post editing: Of course, of course, with all this, I forgot to post the winner video.
My bad. Everyhting’s fine now!
Image courtesy of Dio Liu
via Creators Project
“Why are you sad?”
“Because you speak to me in words, and I look at you with feelings.”
|—||Anna Karina, Pierrot Le Fou|
Oh man, it’s one of those days.
Leaving this Life
The photographic work of Tajette O’Halloran is narrative rich. Each image seems stolen from a story in progress. The photographs borrow filmic qualities not only in its storytelling but style lighting and composition. Indeed, O’Halloran had spent time as a location scout for Australia’s film industry. She’s kept her eye for location and sense of drama. The self-portrait series featured here is set in an abandoned house in Barre, Massachusetts.
O’Halloran relates of the experience, “While staying here in this environment I felt compelled to create a photographic story of captivity, abandonment and surrender. I wanted to explore the fragility, torment and eventual freedom of the mind when left alone with yourself and your thoughts.”
“”I didn’t think it would turn out this way” is the secret epitaph of intimacy. To intimate is to comunicate with the sparest of signs and gestures, and at its root intimacy has the quality of eloquence and brevity. But intimacy also involves an aspiration for a narrative about something shared, a story about both oneself and others that will turn out in a particular way. Usually, this story is set within zones of familiarity and comfort: friendship, the couple, and the family form, animated by expressive and emancipating kinds of love. Yet the inwardness of the intimate is met by a corresponding publicness. People consent to trust their desire for “a life” to institutions of intimacy; and it is hoped that the relations formed within those frames will turn out beautifully, lasting over the long duration, perhaps across generations.”
Lauren Berlant, Intimacy, a special issue
picture by Ana Lopes
É uma pergunta recorrente na minha vida: “Qual o lugar que gostaste mais?” Fazem-na os outros e faço-a eu a mim próprio. Por vezes, confundo a resposta “Depende. Que gostei mais para quê? Para namorar? Para envelhecer? Para ficar muito tempo, para ver só de passagem, para imaginar-me a criar uma família?” Há muitas respostas para o lugar que gostei mais de visitar. Mas, frequentemente, em tom de brincadeira, respondo: “O próximo.” GC
[translation] It is a recurring question in my life: “What place did you enjoy most?” Others do it and I do it myself. Sometimes I struggle with the answer “It depends. Which I liked more for what? For dating? For aging? For staying long, for a quick sightseeing , or imagine myself raising a family?” There are many answers to the place that I liked the most to visit. But often, in jest, I say, “The next one.”
artist and illustrator Pat Perry

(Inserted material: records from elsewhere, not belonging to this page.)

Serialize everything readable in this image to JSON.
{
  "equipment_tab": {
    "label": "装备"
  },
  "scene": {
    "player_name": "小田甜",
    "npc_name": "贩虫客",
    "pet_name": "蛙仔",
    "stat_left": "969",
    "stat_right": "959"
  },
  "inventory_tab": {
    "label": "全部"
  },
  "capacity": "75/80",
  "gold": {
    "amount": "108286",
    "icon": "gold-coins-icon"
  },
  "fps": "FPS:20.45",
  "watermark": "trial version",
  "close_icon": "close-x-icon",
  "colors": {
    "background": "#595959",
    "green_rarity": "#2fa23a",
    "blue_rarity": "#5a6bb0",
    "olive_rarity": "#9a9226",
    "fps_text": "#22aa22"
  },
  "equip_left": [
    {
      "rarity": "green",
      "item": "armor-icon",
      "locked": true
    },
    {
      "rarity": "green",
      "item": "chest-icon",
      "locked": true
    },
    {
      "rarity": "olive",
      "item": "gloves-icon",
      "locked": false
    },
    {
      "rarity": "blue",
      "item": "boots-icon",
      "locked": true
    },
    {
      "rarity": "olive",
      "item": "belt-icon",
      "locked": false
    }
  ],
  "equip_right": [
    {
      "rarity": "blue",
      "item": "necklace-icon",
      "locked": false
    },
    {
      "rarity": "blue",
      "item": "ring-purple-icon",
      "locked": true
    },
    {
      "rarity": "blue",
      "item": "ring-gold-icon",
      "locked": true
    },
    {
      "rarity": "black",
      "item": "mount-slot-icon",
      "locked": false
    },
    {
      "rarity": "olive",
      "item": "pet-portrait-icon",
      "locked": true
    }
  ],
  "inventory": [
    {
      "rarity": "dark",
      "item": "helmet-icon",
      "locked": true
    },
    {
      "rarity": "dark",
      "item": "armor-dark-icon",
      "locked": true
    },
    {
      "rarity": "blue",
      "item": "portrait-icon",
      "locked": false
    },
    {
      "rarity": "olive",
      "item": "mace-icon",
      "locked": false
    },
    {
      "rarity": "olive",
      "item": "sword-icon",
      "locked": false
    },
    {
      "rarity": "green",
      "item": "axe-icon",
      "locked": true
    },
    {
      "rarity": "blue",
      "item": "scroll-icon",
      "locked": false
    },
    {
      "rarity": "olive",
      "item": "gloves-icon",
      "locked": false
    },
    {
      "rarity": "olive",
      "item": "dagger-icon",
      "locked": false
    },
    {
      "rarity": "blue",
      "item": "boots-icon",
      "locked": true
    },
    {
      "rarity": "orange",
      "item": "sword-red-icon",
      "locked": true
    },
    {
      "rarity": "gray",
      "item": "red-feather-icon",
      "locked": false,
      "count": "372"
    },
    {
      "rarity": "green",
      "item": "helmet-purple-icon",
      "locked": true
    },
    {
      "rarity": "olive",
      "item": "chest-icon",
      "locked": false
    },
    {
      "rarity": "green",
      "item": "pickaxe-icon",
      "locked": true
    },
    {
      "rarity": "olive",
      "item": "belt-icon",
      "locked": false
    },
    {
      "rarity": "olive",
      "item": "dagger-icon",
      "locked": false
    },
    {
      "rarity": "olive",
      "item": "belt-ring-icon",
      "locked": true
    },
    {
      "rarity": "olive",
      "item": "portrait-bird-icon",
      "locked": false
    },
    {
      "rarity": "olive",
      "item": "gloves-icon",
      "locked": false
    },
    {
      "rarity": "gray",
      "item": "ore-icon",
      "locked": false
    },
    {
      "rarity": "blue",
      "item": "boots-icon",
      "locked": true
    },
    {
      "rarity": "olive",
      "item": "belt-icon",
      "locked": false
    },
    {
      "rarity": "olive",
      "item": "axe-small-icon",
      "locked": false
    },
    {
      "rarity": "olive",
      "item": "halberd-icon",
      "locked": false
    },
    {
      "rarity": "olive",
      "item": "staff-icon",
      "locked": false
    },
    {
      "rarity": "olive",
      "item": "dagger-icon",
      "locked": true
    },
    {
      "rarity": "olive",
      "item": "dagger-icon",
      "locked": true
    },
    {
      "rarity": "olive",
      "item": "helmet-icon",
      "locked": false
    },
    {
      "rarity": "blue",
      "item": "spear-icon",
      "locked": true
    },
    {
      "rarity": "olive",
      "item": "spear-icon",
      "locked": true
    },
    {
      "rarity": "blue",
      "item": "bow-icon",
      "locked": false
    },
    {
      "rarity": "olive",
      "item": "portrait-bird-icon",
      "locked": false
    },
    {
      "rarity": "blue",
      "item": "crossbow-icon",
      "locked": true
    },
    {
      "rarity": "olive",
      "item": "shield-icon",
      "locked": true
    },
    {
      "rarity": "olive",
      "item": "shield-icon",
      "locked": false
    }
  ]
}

“This summer has been spent mostly traveling and working on personal art pursuits through sketchbook entries and photography. In the past two months I ‘ve been through about 20 states and hopped freight trains over 2,500 miles. Traveling is the best way I’ve found to liberate myself from the illusions of my own small life. In certain ways, I’ve learned more spending nights under an overpass talking to an old rambling man than in classrooms. To grow as an art maker, I must grow as a person. To grow as a person, I have to toss myself into the unknown!” PP via beautiful/decay
his sketchbook blog